What is the sludge dewatering?
Sludge dewatering is the separation of a liquid and solid phase whereby, generally, the least possible residual moisture is required in the solid phase and the lowest possible solid particle residues are required in the separated liquid phase (“the centrate”).
A typical example of this type of two-phase separation is the dewatering of sludge from municipal sewage plant or industrial waste water treatment. In this case, the residual moisture in the dewatered solids determines the disposal costs and the centrate quality determines the pollution load returned back to the treatment facility. Minimizing both must be achieved at the lowest possible cost, with the lowest possible polymer and energy consumption, with low maintenance costs and with the lowest possible number of required operating staff.

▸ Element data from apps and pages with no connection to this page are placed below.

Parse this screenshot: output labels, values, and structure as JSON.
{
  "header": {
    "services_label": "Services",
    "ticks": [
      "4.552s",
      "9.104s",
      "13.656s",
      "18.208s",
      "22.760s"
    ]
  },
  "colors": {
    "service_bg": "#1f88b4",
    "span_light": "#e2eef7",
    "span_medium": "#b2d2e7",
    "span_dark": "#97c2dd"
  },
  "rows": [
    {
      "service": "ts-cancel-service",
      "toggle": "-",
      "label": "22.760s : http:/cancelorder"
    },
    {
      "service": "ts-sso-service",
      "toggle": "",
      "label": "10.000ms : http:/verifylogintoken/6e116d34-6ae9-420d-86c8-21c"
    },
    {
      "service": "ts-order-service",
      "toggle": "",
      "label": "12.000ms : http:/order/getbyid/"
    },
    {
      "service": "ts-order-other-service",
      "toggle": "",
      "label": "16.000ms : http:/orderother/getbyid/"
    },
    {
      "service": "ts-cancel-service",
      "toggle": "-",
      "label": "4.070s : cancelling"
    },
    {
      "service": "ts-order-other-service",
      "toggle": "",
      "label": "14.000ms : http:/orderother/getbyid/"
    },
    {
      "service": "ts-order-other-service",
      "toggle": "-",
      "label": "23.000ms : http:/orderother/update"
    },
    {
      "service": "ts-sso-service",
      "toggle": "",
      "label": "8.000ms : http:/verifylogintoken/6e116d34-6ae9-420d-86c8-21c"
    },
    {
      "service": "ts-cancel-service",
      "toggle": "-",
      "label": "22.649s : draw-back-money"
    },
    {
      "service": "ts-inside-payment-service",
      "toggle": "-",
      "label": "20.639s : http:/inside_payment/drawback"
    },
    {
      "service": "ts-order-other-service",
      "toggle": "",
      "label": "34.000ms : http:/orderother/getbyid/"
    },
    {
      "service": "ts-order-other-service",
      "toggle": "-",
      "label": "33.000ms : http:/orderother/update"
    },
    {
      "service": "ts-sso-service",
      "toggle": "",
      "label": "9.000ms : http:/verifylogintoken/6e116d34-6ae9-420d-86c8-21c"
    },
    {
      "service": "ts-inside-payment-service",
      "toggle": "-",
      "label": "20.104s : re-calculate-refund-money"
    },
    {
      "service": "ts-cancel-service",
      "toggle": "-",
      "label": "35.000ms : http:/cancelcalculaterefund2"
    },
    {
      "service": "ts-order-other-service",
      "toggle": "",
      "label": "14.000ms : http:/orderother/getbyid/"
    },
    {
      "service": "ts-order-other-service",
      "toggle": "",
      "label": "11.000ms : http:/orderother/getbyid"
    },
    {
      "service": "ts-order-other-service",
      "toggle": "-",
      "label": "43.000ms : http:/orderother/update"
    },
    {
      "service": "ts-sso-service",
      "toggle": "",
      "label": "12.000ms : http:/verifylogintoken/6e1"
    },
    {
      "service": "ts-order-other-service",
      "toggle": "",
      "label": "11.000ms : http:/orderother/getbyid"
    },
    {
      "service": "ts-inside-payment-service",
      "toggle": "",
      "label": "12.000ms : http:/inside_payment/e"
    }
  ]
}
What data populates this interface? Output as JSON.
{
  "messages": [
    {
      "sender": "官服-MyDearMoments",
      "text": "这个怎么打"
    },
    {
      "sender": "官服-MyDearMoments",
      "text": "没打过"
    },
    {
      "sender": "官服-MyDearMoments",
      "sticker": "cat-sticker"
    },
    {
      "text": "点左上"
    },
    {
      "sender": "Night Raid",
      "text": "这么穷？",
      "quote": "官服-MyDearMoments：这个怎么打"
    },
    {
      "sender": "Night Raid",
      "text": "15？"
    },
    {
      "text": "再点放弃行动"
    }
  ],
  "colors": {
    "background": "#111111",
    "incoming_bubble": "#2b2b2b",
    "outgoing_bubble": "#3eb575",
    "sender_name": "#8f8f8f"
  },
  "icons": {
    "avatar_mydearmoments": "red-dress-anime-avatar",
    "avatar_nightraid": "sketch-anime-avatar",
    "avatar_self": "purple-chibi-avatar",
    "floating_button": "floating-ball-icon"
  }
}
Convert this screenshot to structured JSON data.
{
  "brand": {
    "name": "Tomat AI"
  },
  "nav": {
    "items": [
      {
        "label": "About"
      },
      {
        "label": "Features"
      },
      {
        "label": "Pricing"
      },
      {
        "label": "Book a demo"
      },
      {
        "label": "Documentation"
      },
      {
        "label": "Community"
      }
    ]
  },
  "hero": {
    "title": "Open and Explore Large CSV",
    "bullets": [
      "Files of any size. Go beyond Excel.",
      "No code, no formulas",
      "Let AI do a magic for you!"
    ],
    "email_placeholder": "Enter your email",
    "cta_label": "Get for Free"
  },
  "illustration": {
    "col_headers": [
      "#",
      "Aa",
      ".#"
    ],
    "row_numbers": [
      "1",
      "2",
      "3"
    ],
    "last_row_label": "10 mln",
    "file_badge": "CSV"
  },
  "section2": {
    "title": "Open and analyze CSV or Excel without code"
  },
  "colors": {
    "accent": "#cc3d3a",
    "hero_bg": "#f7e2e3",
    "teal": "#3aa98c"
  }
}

In practice, the operator quickly realizes that there is no clearly defined operating point given daily and seasonal fluctuations; changes in system input or process configurations, as well as malfunctions of every sort always present new challenges that must be met.